At one moment we have to follow AZ 89 but luckily with a good shoulder. At 16:30 we stop at the gas station of the very small village of Paulden. Owner Heidi lets us stay for free behind the building. She has an area for permanent campers but does not want to charge us anything as the only facility she has for us is the toilet in the gasstation, open between 5:00-22:00.
Buy a house?
On the way to Prescott I need to stop to take a photo of a prefab home concept, you can have a new house the next day, where you want to have it. They are so sweet to show us one of their showroom models. Seems that a lot of houses are built this way and not constructed on site, to avoid delay due to weather impact and reduce labor cost.
Size of this one (the brown showroom model) is +17×8 meters, 3 bedrooms, large kitchen, 2 bathrooms, patio for 150.000$. Don’t know if oversized transport is included. The 8 meter wide is made of two parts and transported that way. You can even have them 3 or 4 sections wide, assembled at the final destination. If you want one constructed in your colours it will take max 10 weeks to make. Looks good!

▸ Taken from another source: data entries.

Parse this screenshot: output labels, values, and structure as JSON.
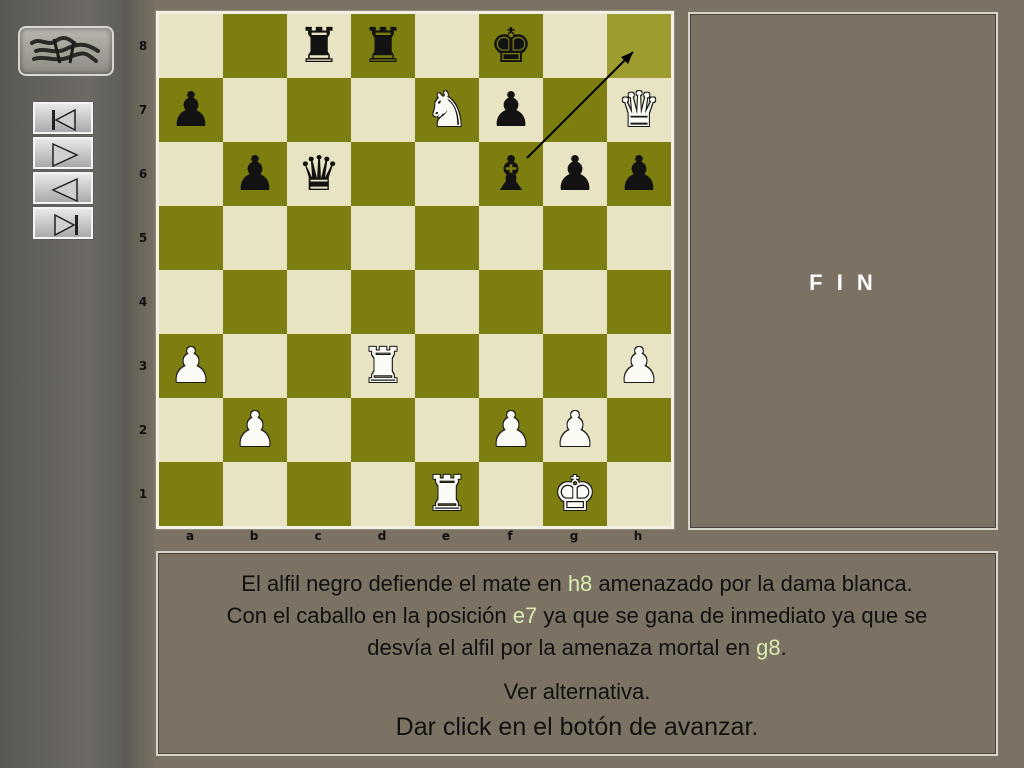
{
  "navigation": {
    "logo_icon": "signature-logo-icon",
    "buttons": [
      {
        "name": "first-move-button",
        "icon": "skip-to-start-icon"
      },
      {
        "name": "next-move-button",
        "icon": "play-forward-icon"
      },
      {
        "name": "previous-move-button",
        "icon": "play-back-icon"
      },
      {
        "name": "last-move-button",
        "icon": "skip-to-end-icon"
      }
    ]
  },
  "board": {
    "files": [
      "a",
      "b",
      "c",
      "d",
      "e",
      "f",
      "g",
      "h"
    ],
    "ranks": [
      "8",
      "7",
      "6",
      "5",
      "4",
      "3",
      "2",
      "1"
    ],
    "light_color": "#e8e4c3",
    "dark_color": "#7c7f0f",
    "pieces": [
      {
        "square": "c8",
        "glyph": "♜",
        "side": "black"
      },
      {
        "square": "d8",
        "glyph": "♜",
        "side": "black"
      },
      {
        "square": "f8",
        "glyph": "♚",
        "side": "black"
      },
      {
        "square": "a7",
        "glyph": "♟",
        "side": "black"
      },
      {
        "square": "e7",
        "glyph": "♞",
        "side": "white"
      },
      {
        "square": "f7",
        "glyph": "♟",
        "side": "black"
      },
      {
        "square": "h7",
        "glyph": "♛",
        "side": "white"
      },
      {
        "square": "b6",
        "glyph": "♟",
        "side": "black"
      },
      {
        "square": "c6",
        "glyph": "♛",
        "side": "black"
      },
      {
        "square": "f6",
        "glyph": "♝",
        "side": "black"
      },
      {
        "square": "g6",
        "glyph": "♟",
        "side": "black"
      },
      {
        "square": "h6",
        "glyph": "♟",
        "side": "black"
      },
      {
        "square": "a3",
        "glyph": "♟",
        "side": "white"
      },
      {
        "square": "d3",
        "glyph": "♜",
        "side": "white"
      },
      {
        "square": "h3",
        "glyph": "♟",
        "side": "white"
      },
      {
        "square": "b2",
        "glyph": "♟",
        "side": "white"
      },
      {
        "square": "f2",
        "glyph": "♟",
        "side": "white"
      },
      {
        "square": "g2",
        "glyph": "♟",
        "side": "white"
      },
      {
        "square": "e1",
        "glyph": "♜",
        "side": "white"
      },
      {
        "square": "g1",
        "glyph": "♚",
        "side": "white"
      }
    ],
    "arrow": {
      "from": "f6",
      "to": "h8",
      "color": "#000000"
    },
    "highlight_square": "h8"
  },
  "status_panel": {
    "text": "F I N"
  },
  "commentary": {
    "line1_a": "El alfil negro defiende el mate en ",
    "line1_hl": "h8",
    "line1_b": " amenazado por la dama blanca.",
    "line2_a": "Con el caballo en la posición ",
    "line2_hl": "e7",
    "line2_b": " ya que se gana de inmediato ya que se",
    "line3_a": "desvía el alfil por la amenaza mortal en ",
    "line3_hl": "g8",
    "line3_b": ".",
    "alt_link": "Ver alternativa.",
    "instruction": "Dar click en el botón de avanzar.",
    "highlight_color": "#d8ecb0"
  }
}
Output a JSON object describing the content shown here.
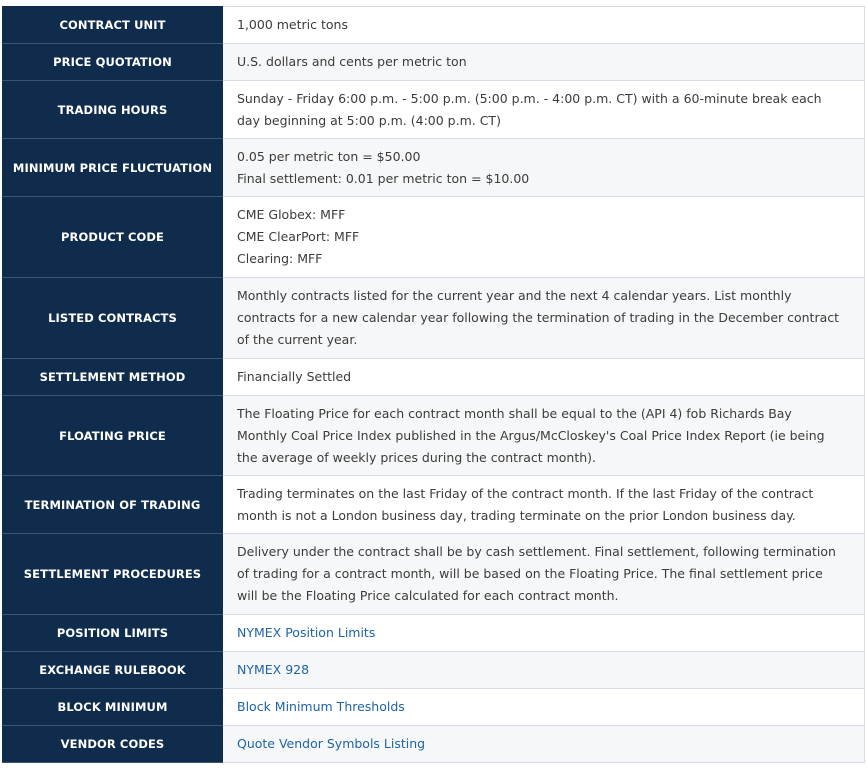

Up to Prescott for a 2 night stay in a motel, sniff some culture, Frank having a haircut and beard trim and eat some different food. Prescott is the first larger city after Helena, which was 4 months ago. Town where average age is 60+ as a lot of people from California will retire here for the cooler climate.
We hope that putting slime in the tubes of our bikes will reduce fixing flats, Frank had 4 flat tires in the past two days, thanks Soul Ride MTB Shop for doing this while we wait!
Biking out of this real city we have to stop at Startbucks so we end up leaving after 9:00. Decided to try to take some smaller roads, CR10 followed by CR15. Meeting Billy and James who are out for a mountain bike ride, you really see they have done this before, appears that James is in the semi pro team of Cannondale.
They race off as professionals. Bit later we see a stop for the trans American race and have a chat with people supporting and racing.
Followed by a long lunch at the Kirkland hotel and meeting Carrie, who is solo travelling to Mexico (lives in Vancouver). All this together with a headwind makes us stop just before Yarnell and again we are offered a free camping spot behind the gas station of Peeples Valley (Mountainaire)!
We pass one of the largest ranches we have seen so far. Again a week has passed with again such a different landscape but also the change between staying around touristic highlights and real life areas. Not yet the most wealthy area. Next week we will roar down to 150 meter above sea level. You will find out which impact this has on nature!